Information given: Begin

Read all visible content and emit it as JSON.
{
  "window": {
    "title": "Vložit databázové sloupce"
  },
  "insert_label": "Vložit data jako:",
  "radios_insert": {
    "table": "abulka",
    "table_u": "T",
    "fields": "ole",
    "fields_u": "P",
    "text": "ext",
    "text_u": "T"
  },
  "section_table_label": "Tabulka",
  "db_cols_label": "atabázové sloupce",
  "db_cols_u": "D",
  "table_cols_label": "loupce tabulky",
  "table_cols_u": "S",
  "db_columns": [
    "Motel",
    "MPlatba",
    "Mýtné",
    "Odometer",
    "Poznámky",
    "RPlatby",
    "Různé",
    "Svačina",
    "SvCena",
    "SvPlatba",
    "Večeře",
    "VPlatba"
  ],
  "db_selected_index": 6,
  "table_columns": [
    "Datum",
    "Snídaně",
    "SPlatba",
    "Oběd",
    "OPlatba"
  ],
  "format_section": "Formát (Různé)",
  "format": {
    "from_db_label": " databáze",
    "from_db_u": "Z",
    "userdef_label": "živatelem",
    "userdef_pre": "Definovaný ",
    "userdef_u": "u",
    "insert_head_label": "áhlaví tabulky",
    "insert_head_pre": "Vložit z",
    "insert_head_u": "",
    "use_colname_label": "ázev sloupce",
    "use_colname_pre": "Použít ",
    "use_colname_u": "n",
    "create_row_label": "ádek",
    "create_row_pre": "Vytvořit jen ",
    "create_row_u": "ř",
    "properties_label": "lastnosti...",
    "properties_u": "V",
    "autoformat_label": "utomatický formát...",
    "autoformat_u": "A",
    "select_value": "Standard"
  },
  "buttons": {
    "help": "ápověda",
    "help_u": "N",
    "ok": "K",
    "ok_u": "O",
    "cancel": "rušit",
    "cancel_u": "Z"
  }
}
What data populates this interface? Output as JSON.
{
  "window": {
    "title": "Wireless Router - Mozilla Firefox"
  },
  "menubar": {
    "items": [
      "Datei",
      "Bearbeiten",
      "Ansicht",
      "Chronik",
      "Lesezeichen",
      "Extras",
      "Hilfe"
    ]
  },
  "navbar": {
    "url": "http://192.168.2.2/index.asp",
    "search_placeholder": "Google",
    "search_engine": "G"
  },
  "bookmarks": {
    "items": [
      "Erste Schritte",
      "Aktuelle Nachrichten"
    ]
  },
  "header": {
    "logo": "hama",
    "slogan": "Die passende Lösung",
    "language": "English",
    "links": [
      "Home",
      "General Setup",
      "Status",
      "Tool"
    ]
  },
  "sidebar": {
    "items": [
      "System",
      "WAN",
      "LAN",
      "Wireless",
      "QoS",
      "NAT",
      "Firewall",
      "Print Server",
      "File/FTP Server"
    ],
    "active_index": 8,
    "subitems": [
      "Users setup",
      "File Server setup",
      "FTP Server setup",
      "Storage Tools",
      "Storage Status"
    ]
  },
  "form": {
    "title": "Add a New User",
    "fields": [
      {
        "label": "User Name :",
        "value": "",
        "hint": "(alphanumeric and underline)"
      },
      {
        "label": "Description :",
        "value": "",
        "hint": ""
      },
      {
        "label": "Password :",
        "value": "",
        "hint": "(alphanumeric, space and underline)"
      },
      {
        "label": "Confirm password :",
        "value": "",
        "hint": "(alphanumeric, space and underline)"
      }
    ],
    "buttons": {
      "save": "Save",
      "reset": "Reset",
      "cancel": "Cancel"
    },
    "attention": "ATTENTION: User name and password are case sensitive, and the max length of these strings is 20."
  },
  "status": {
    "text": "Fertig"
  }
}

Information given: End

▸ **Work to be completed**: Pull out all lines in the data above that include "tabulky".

▸ **Task answer**:
  "table_cols_label": "loupce tabulky",
    "insert_head_label": "áhlaví tabulky",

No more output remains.